Interface dataset entries
┌──
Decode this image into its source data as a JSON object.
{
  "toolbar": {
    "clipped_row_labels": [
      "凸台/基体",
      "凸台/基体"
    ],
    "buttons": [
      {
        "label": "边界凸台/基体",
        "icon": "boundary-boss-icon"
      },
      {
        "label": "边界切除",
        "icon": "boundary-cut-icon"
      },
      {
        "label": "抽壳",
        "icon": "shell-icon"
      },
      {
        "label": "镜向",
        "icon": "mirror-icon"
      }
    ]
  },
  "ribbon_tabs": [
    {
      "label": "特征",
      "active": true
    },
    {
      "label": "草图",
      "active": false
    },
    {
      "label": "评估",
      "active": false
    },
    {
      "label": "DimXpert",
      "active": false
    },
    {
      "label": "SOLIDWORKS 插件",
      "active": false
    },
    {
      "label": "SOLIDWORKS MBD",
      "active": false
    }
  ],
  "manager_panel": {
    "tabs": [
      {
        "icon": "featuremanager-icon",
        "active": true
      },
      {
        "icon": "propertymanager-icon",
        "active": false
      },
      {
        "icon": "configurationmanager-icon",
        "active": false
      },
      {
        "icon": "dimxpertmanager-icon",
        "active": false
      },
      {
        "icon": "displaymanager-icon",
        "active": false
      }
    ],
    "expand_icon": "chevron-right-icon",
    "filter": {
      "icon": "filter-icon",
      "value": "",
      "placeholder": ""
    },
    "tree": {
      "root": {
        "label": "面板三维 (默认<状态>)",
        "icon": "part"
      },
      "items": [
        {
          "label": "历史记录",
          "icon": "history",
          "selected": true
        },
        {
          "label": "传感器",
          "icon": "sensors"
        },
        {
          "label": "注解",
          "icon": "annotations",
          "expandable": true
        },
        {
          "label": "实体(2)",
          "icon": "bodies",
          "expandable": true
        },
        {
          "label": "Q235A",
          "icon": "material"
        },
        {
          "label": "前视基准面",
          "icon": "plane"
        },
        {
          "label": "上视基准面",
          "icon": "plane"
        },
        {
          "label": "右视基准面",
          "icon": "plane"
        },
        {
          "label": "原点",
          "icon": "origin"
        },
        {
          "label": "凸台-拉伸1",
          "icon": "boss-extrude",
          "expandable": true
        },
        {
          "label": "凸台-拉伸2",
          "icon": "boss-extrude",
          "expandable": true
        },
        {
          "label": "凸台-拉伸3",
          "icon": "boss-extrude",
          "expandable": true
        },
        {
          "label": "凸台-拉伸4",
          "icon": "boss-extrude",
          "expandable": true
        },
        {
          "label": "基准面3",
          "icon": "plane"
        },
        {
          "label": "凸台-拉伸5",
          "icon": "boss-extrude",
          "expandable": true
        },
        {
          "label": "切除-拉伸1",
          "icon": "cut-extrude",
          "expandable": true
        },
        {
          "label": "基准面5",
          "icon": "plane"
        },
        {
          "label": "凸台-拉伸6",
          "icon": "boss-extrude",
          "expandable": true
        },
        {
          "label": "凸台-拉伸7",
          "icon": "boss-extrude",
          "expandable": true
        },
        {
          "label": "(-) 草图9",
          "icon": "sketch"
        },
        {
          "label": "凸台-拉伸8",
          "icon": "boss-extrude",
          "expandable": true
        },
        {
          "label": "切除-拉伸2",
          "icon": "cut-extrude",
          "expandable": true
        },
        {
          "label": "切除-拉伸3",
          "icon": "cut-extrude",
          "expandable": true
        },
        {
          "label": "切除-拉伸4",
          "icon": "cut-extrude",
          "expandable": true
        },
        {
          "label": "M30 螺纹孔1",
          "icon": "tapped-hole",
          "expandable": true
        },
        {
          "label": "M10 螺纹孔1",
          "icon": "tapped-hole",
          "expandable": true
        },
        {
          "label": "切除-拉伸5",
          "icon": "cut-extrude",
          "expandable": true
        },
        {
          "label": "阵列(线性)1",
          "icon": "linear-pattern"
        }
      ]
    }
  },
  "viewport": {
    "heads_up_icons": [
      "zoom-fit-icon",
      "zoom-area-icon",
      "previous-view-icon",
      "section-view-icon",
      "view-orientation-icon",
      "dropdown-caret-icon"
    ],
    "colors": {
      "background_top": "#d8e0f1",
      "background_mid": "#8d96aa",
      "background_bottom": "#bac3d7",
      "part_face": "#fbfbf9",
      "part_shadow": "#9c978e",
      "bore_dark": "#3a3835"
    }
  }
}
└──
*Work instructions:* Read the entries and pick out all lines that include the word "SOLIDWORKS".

*Solution for this exercise:*
      "label": "SOLIDWORKS 插件",
      "label": "SOLIDWORKS MBD",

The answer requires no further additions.